[Entries shown — start]
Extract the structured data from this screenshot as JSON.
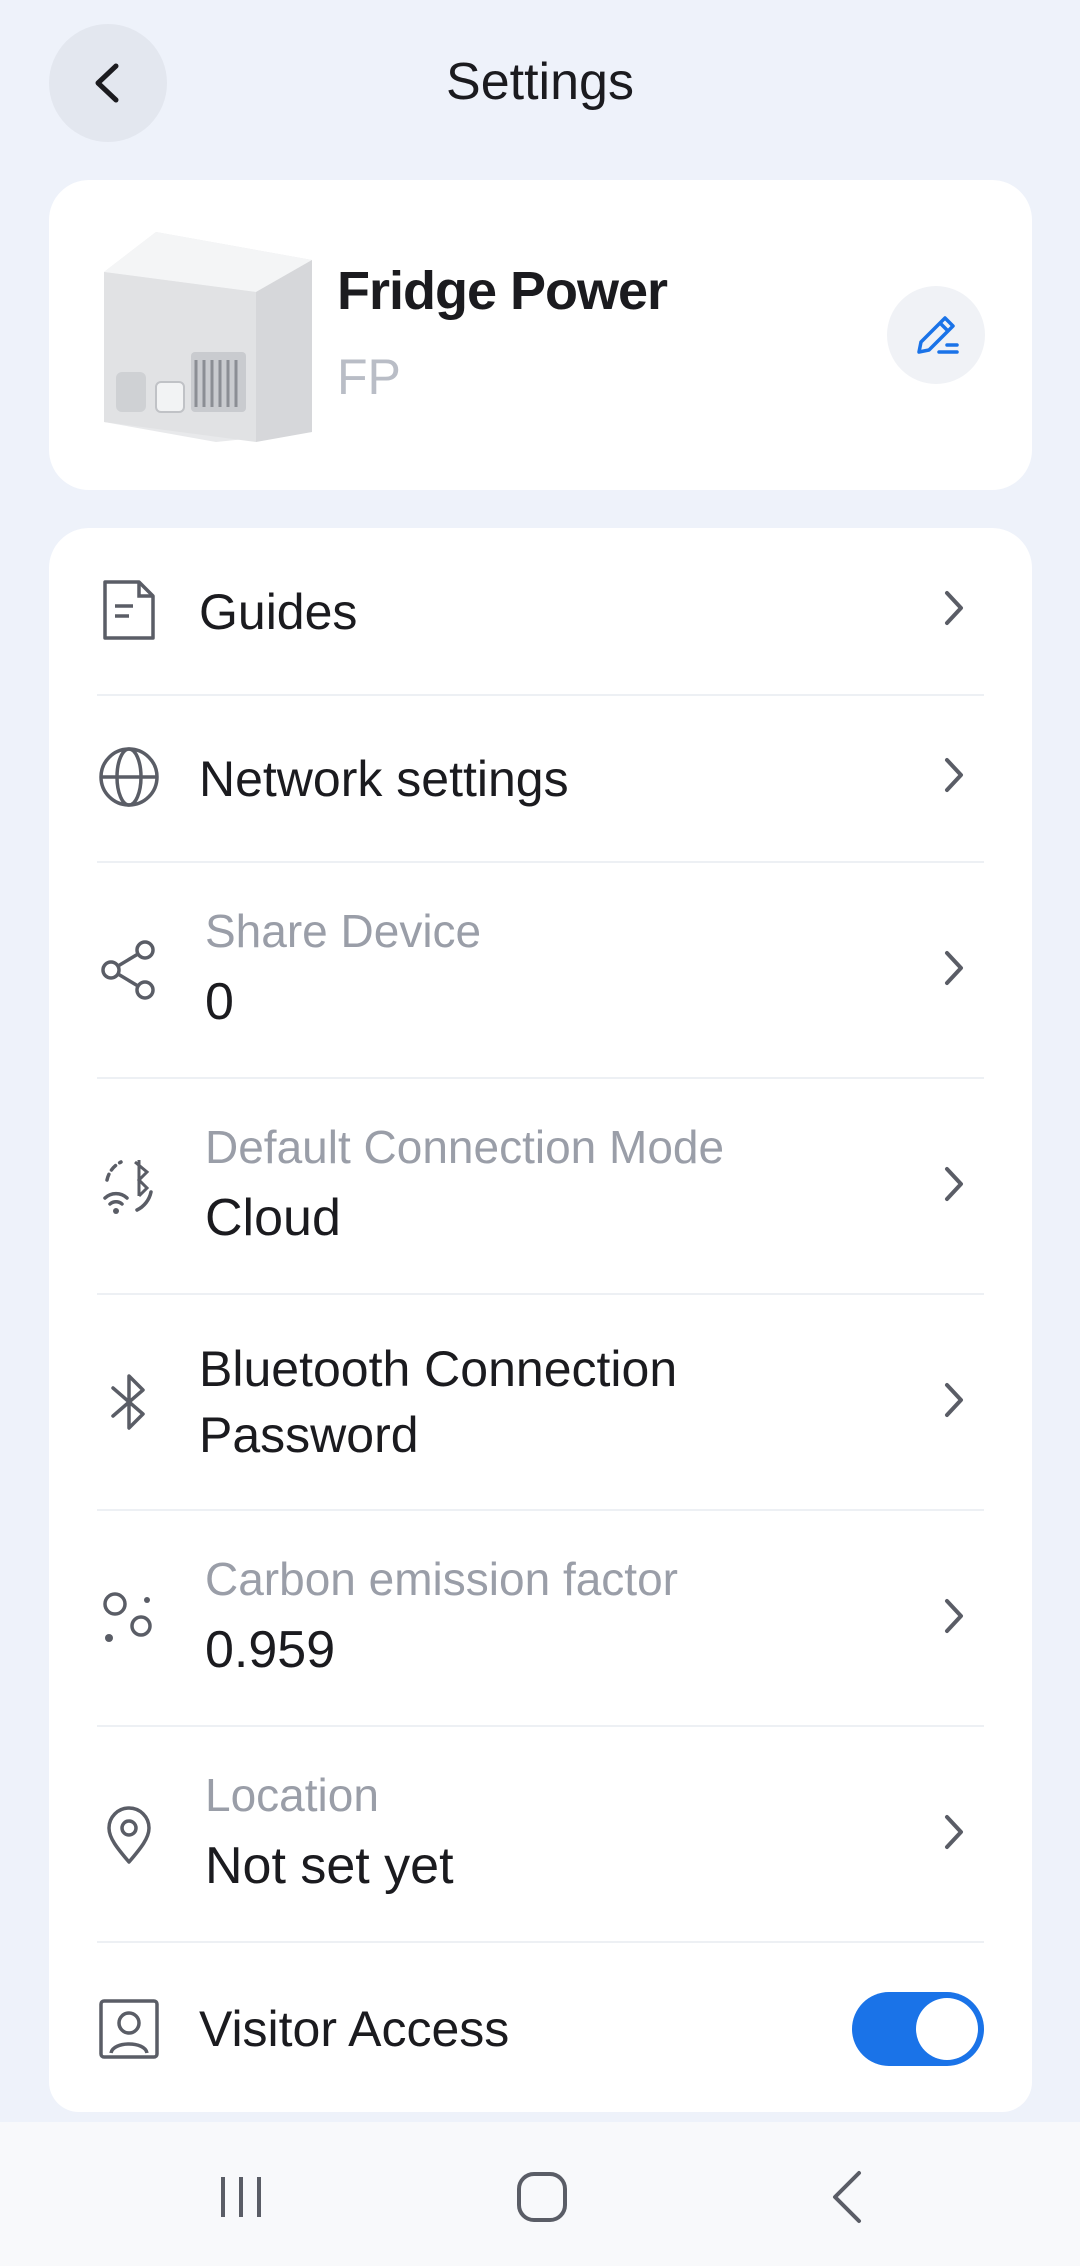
{
  "header": {
    "title": "Settings"
  },
  "device": {
    "name": "Fridge Power",
    "serial": "FP"
  },
  "items": [
    {
      "label": "Guides"
    },
    {
      "label": "Network settings"
    },
    {
      "sub": "Share Device",
      "value": "0"
    },
    {
      "sub": "Default Connection Mode",
      "value": "Cloud"
    },
    {
      "label_line1": "Bluetooth Connection",
      "label_line2": "Password"
    },
    {
      "sub": "Carbon emission factor",
      "value": "0.959"
    },
    {
      "sub": "Location",
      "value": "Not set yet"
    },
    {
      "label": "Visitor Access",
      "toggle_on": true
    }
  ],
  "colors": {
    "accent": "#1a73e8",
    "background": "#eef2fa",
    "card": "#ffffff",
    "muted_text": "#9a9ea8"
  },
  "icons": [
    "back-icon",
    "edit-icon",
    "document-icon",
    "globe-icon",
    "share-icon",
    "connection-mode-icon",
    "bluetooth-icon",
    "carbon-icon",
    "location-pin-icon",
    "visitor-icon",
    "chevron-right-icon",
    "recent-apps-icon",
    "home-icon",
    "nav-back-icon"
  ]
}
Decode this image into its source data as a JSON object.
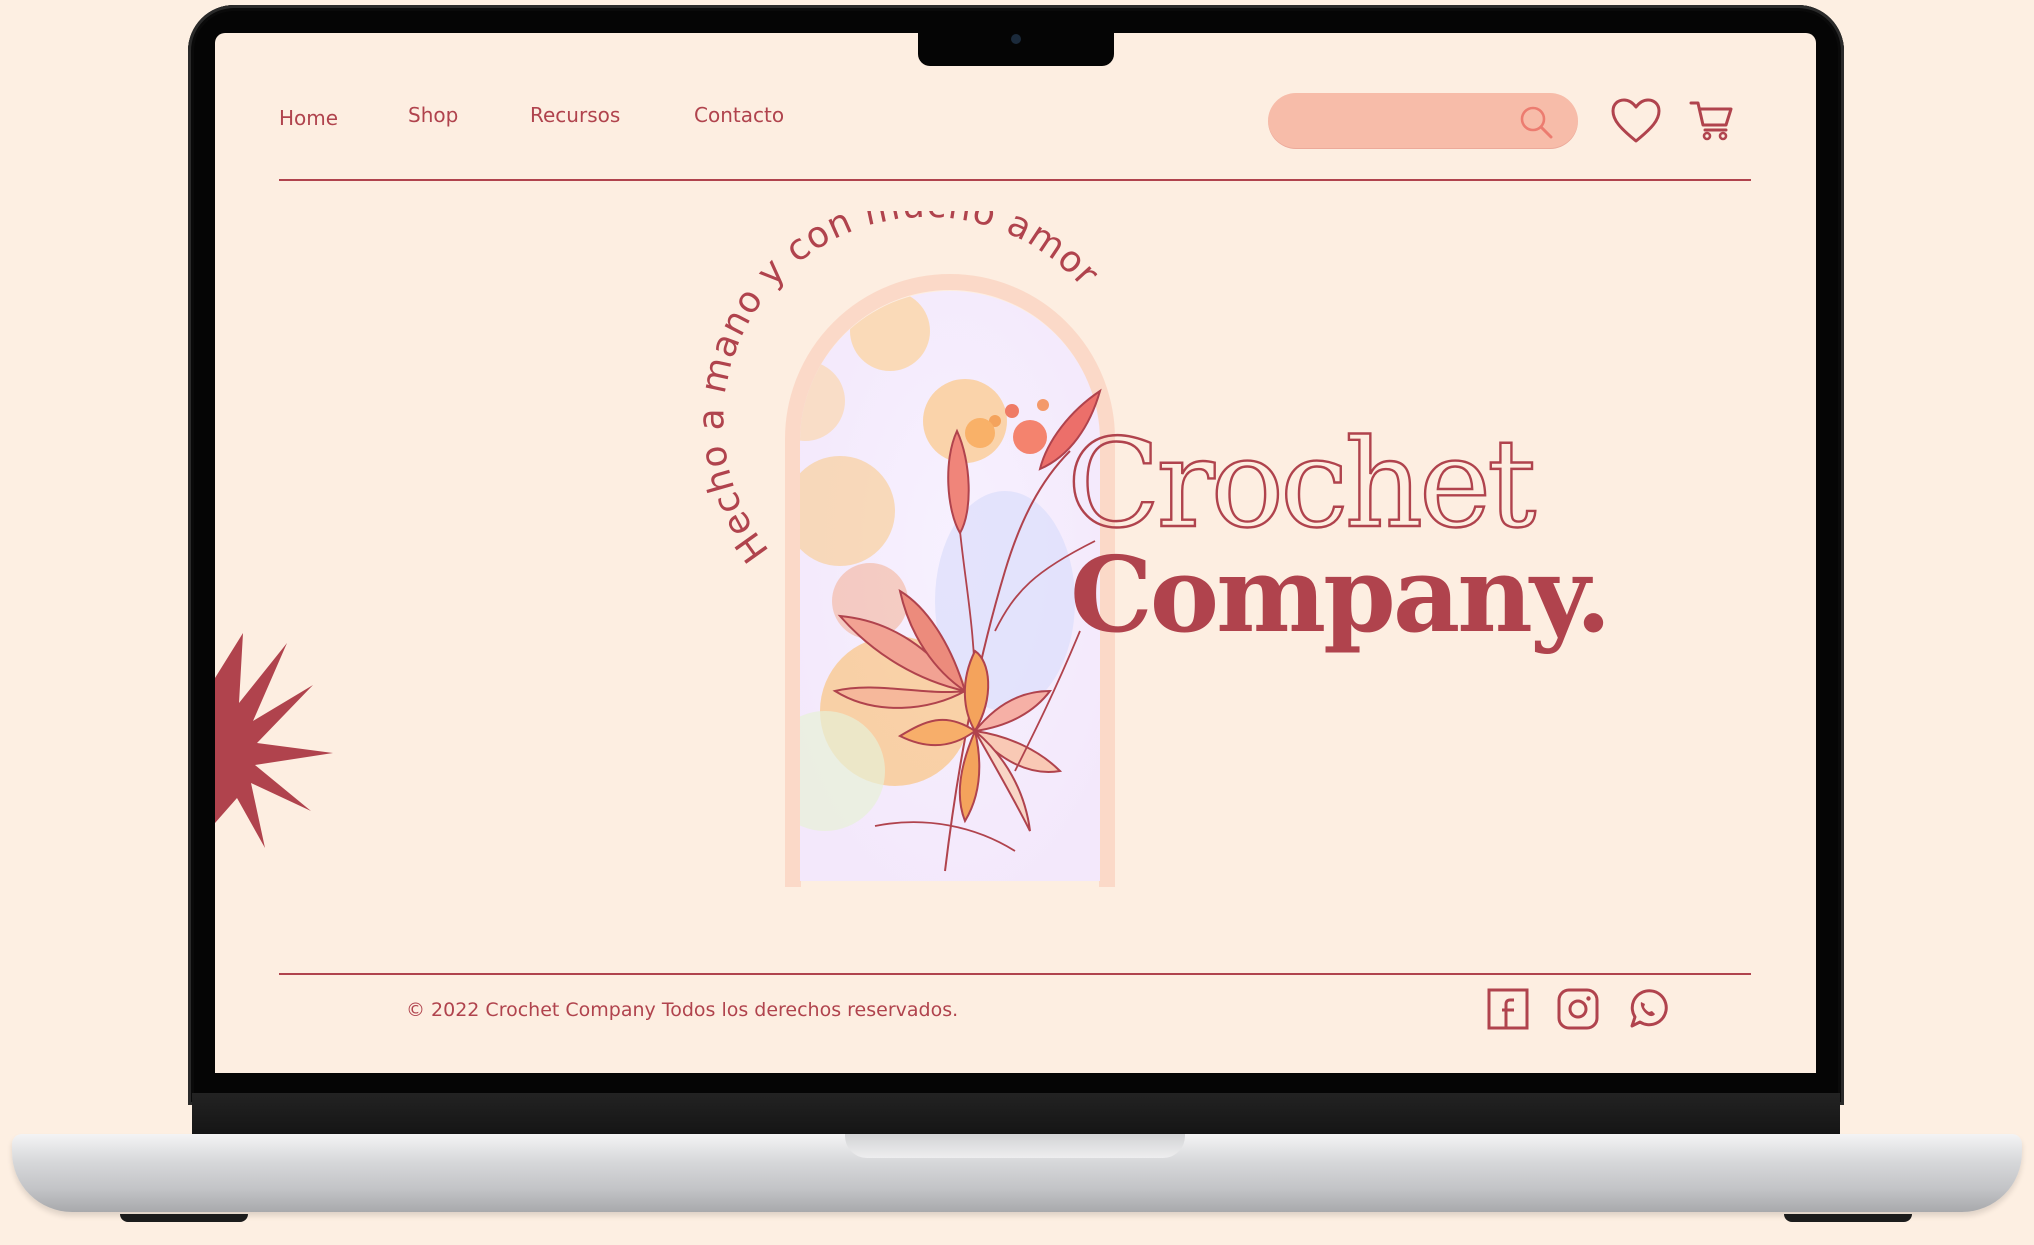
{
  "nav": {
    "items": [
      {
        "label": "Home"
      },
      {
        "label": "Shop"
      },
      {
        "label": "Recursos"
      },
      {
        "label": "Contacto"
      }
    ]
  },
  "search": {
    "placeholder": "",
    "value": "",
    "icon": "search-icon"
  },
  "header_icons": {
    "favorites": "heart-icon",
    "cart": "cart-icon"
  },
  "hero": {
    "arc_text": "Hecho a mano y con mucho amor",
    "title_line1": "Crochet",
    "title_line2": "Company."
  },
  "footer": {
    "copyright": "© 2022 Crochet Company Todos los derechos reservados.",
    "social": [
      "facebook-icon",
      "instagram-icon",
      "whatsapp-icon"
    ]
  },
  "colors": {
    "accent": "#b0434d",
    "background": "#fdeee1",
    "search_fill": "#f7bca9",
    "flower_orange": "#f4a35c",
    "flower_pink": "#ec6f6a"
  }
}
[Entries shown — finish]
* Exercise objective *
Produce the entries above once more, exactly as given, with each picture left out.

* Written response *
Extract the structured data from this screenshot as JSON.
{
  "header": {
    "title": "Settings"
  },
  "device": {
    "name": "Fridge Power",
    "serial": "FP"
  },
  "items": [
    {
      "label": "Guides"
    },
    {
      "label": "Network settings"
    },
    {
      "sub": "Share Device",
      "value": "0"
    },
    {
      "sub": "Default Connection Mode",
      "value": "Cloud"
    },
    {
      "label_line1": "Bluetooth Connection",
      "label_line2": "Password"
    },
    {
      "sub": "Carbon emission factor",
      "value": "0.959"
    },
    {
      "sub": "Location",
      "value": "Not set yet"
    },
    {
      "label": "Visitor Access",
      "toggle_on": true
    }
  ],
  "colors": {
    "accent": "#1a73e8",
    "background": "#eef2fa",
    "card": "#ffffff",
    "muted_text": "#9a9ea8"
  },
  "icons": [
    "back-icon",
    "edit-icon",
    "document-icon",
    "globe-icon",
    "share-icon",
    "connection-mode-icon",
    "bluetooth-icon",
    "carbon-icon",
    "location-pin-icon",
    "visitor-icon",
    "chevron-right-icon",
    "recent-apps-icon",
    "home-icon",
    "nav-back-icon"
  ]
}
Decode this image into its source data as a JSON object.
{
  "nav": {
    "items": [
      {
        "label": "Home"
      },
      {
        "label": "Shop"
      },
      {
        "label": "Recursos"
      },
      {
        "label": "Contacto"
      }
    ]
  },
  "search": {
    "placeholder": "",
    "value": "",
    "icon": "search-icon"
  },
  "header_icons": {
    "favorites": "heart-icon",
    "cart": "cart-icon"
  },
  "hero": {
    "arc_text": "Hecho a mano y con mucho amor",
    "title_line1": "Crochet",
    "title_line2": "Company."
  },
  "footer": {
    "copyright": "© 2022 Crochet Company Todos los derechos reservados.",
    "social": [
      "facebook-icon",
      "instagram-icon",
      "whatsapp-icon"
    ]
  },
  "colors": {
    "accent": "#b0434d",
    "background": "#fdeee1",
    "search_fill": "#f7bca9",
    "flower_orange": "#f4a35c",
    "flower_pink": "#ec6f6a"
  }
}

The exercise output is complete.